The vertue of this courser, and the might,
This hors, anon, gan for to trip and daunce,
Enfourměd whan the king was of the knight,
I His governaunce-the mode of governing him. 2 Trill-twirl, turn round. This word is akin to drill, thrill, twirl, tirl. (See an article on the meaning and origin of the verb to tirl, by Mr. G. C. Lewis, in the "Classical Museum,” Vol. i, p. 113–124.) 3 Stant-i. e. which stands.
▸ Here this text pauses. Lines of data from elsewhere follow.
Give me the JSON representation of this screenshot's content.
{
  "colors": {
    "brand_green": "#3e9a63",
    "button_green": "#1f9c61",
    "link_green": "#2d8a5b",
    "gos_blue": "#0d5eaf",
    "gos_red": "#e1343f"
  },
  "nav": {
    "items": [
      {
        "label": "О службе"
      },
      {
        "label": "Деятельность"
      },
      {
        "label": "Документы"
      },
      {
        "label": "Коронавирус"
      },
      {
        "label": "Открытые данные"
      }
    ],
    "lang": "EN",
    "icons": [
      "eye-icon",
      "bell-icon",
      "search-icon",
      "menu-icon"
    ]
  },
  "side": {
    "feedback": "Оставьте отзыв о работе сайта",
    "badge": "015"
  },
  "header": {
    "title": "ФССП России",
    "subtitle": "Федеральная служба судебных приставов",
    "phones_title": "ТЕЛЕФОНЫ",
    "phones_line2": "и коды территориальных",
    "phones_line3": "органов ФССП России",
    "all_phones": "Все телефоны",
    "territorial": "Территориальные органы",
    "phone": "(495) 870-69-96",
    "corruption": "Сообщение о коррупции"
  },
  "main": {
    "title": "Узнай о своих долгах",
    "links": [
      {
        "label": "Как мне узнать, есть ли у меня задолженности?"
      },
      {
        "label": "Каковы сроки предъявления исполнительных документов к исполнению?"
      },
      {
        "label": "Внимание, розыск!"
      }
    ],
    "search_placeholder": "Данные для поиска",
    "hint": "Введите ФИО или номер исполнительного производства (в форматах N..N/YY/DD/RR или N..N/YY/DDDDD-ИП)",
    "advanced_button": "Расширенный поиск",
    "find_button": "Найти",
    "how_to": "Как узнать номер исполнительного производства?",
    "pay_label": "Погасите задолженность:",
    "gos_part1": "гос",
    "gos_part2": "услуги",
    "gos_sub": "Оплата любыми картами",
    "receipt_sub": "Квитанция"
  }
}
Moten nempne-must name. 5 Ther as you list, &c.- Where you wish to stop. 6 Gin-engine. 7 Bore -borne. 8 Clepen-call. 9 Lefe — pleasing, beloved. 10 N'ot-know not. 11 Lete-let, leave. 12 Lust-connected with list, and lest-pleasure.
This Cambuscán his lordés festeying,
GOOD COUNSAIL OF CHAUCER.2 Fly fro the prease, and dwell with sothfastness, 4 Suffise unto5 thy good though it be small, For horde hath hate, and climbing tikelnesse, Prease hath envy, and wele? is blent over all, Savours no more than thee behové shall, Redeo well thy selfe that other folke canst rede, And trouth thee shall deliver, it is no drede.lo Peine thee not ech crooked to redresse, In trust of her that tourneth as a ball, Great rest standèth in little businesse, Bewarel2 also to spurne againe a nall,13 Strive not as doth a crockél4 with a wall, Demél5 thy selfe that demest others dede, 16 And trouth thee shall deliver, it is no drede.
| Thus concludes what is called the first part of the story. The second describes the rising of Canace at daybreak, to try the effect of her ring. The sun rise is thus simply and freshly painted :
" The vapour, which that fro the erthé glode, (glided,)
That it made all hir hertes for to light (lighten)
Right by hir song, and knew al hir entent.” Her attention is soon attracted to a falcon, whose pitiful lamentation extends over nearly 200 lines, and is for the most part very prolix and wearisome Shortly after the piece abruptly closes, being evidently left-if we judge by the plan which the author lays down-even less than "half told.” Spenser in the " Faerie Queen," (Bk. iv, Cantos 2 and 3,) afterwards attempted to supply the deficiency.
2 This is said to have been Chaucer's last composition, and written upon his death-bed “when he was in great anguish." 3 Prease-press, crowd. Sothfastnesse-truth, 5 Suffise unto, &c.—Be satisfied with thy wealth. Tikelnesse --uncertainty. ? Wele is, 8C.-Wealth or riches are blind (blent) or deceitful above all things. 8 Savour-taste, affect. 9 Rede-counsel. 10 It is no dredethere is no fear or doubt, 1 Her that turneth, fc.-Fortune. 12 Beware-take care not, like the French gardez-vous de. 13 Nall-nail. 14 Crocke-earthen pitcher. 15 Deme-judge. 16 Others dede-others' deed, that which is done by others,